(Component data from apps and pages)
-------

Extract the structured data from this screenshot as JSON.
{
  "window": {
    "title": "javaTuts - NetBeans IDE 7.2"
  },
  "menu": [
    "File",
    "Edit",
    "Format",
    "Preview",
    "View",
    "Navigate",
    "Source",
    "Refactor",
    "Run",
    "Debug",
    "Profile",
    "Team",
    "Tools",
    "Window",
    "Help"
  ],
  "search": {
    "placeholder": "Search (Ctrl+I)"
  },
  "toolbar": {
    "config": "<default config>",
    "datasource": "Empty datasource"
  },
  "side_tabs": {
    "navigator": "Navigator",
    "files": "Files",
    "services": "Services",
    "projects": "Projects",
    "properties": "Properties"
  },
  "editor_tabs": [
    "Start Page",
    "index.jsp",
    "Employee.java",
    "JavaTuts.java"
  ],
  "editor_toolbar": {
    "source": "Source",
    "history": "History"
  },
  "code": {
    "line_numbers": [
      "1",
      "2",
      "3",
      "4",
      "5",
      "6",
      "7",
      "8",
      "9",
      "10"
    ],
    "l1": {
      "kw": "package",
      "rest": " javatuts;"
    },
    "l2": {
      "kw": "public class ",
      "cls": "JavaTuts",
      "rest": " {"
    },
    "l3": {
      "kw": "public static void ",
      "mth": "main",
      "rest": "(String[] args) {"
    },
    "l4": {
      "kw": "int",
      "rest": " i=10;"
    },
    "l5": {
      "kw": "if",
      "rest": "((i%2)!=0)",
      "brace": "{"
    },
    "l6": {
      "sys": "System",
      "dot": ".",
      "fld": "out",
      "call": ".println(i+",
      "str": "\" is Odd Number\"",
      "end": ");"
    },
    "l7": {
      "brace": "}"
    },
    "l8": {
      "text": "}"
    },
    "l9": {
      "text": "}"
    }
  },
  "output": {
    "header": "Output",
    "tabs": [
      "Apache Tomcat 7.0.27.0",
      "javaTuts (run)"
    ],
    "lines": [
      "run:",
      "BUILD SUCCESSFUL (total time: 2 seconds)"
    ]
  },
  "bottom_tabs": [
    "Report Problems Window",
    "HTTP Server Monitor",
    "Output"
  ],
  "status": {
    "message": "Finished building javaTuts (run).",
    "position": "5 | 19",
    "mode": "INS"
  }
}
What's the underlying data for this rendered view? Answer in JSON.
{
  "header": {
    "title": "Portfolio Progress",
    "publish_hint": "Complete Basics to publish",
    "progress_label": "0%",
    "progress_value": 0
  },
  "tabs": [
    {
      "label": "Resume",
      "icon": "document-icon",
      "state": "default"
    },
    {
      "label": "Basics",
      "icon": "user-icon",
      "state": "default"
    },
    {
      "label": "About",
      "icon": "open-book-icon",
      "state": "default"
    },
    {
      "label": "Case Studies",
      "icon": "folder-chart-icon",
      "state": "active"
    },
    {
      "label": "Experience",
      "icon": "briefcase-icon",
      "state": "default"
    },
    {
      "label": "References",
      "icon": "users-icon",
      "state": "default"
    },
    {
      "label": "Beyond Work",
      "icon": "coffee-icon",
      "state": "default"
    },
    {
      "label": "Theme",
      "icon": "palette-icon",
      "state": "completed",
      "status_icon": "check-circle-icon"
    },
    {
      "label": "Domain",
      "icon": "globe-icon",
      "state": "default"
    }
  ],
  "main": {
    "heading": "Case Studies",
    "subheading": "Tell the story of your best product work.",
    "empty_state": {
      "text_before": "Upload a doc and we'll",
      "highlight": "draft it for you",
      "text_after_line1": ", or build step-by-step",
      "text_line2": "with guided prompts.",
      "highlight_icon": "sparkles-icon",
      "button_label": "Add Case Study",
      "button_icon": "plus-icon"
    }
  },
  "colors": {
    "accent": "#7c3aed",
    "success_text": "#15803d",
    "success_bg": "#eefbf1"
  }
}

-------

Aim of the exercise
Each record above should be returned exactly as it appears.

The answer
Extract the structured data from this screenshot as JSON.
{
  "window": {
    "title": "javaTuts - NetBeans IDE 7.2"
  },
  "menu": [
    "File",
    "Edit",
    "Format",
    "Preview",
    "View",
    "Navigate",
    "Source",
    "Refactor",
    "Run",
    "Debug",
    "Profile",
    "Team",
    "Tools",
    "Window",
    "Help"
  ],
  "search": {
    "placeholder": "Search (Ctrl+I)"
  },
  "toolbar": {
    "config": "<default config>",
    "datasource": "Empty datasource"
  },
  "side_tabs": {
    "navigator": "Navigator",
    "files": "Files",
    "services": "Services",
    "projects": "Projects",
    "properties": "Properties"
  },
  "editor_tabs": [
    "Start Page",
    "index.jsp",
    "Employee.java",
    "JavaTuts.java"
  ],
  "editor_toolbar": {
    "source": "Source",
    "history": "History"
  },
  "code": {
    "line_numbers": [
      "1",
      "2",
      "3",
      "4",
      "5",
      "6",
      "7",
      "8",
      "9",
      "10"
    ],
    "l1": {
      "kw": "package",
      "rest": " javatuts;"
    },
    "l2": {
      "kw": "public class ",
      "cls": "JavaTuts",
      "rest": " {"
    },
    "l3": {
      "kw": "public static void ",
      "mth": "main",
      "rest": "(String[] args) {"
    },
    "l4": {
      "kw": "int",
      "rest": " i=10;"
    },
    "l5": {
      "kw": "if",
      "rest": "((i%2)!=0)",
      "brace": "{"
    },
    "l6": {
      "sys": "System",
      "dot": ".",
      "fld": "out",
      "call": ".println(i+",
      "str": "\" is Odd Number\"",
      "end": ");"
    },
    "l7": {
      "brace": "}"
    },
    "l8": {
      "text": "}"
    },
    "l9": {
      "text": "}"
    }
  },
  "output": {
    "header": "Output",
    "tabs": [
      "Apache Tomcat 7.0.27.0",
      "javaTuts (run)"
    ],
    "lines": [
      "run:",
      "BUILD SUCCESSFUL (total time: 2 seconds)"
    ]
  },
  "bottom_tabs": [
    "Report Problems Window",
    "HTTP Server Monitor",
    "Output"
  ],
  "status": {
    "message": "Finished building javaTuts (run).",
    "position": "5 | 19",
    "mode": "INS"
  }
}
What's the underlying data for this rendered view? Answer in JSON.
{
  "header": {
    "title": "Portfolio Progress",
    "publish_hint": "Complete Basics to publish",
    "progress_label": "0%",
    "progress_value": 0
  },
  "tabs": [
    {
      "label": "Resume",
      "icon": "document-icon",
      "state": "default"
    },
    {
      "label": "Basics",
      "icon": "user-icon",
      "state": "default"
    },
    {
      "label": "About",
      "icon": "open-book-icon",
      "state": "default"
    },
    {
      "label": "Case Studies",
      "icon": "folder-chart-icon",
      "state": "active"
    },
    {
      "label": "Experience",
      "icon": "briefcase-icon",
      "state": "default"
    },
    {
      "label": "References",
      "icon": "users-icon",
      "state": "default"
    },
    {
      "label": "Beyond Work",
      "icon": "coffee-icon",
      "state": "default"
    },
    {
      "label": "Theme",
      "icon": "palette-icon",
      "state": "completed",
      "status_icon": "check-circle-icon"
    },
    {
      "label": "Domain",
      "icon": "globe-icon",
      "state": "default"
    }
  ],
  "main": {
    "heading": "Case Studies",
    "subheading": "Tell the story of your best product work.",
    "empty_state": {
      "text_before": "Upload a doc and we'll",
      "highlight": "draft it for you",
      "text_after_line1": ", or build step-by-step",
      "text_line2": "with guided prompts.",
      "highlight_icon": "sparkles-icon",
      "button_label": "Add Case Study",
      "button_icon": "plus-icon"
    }
  },
  "colors": {
    "accent": "#7c3aed",
    "success_text": "#15803d",
    "success_bg": "#eefbf1"
  }
}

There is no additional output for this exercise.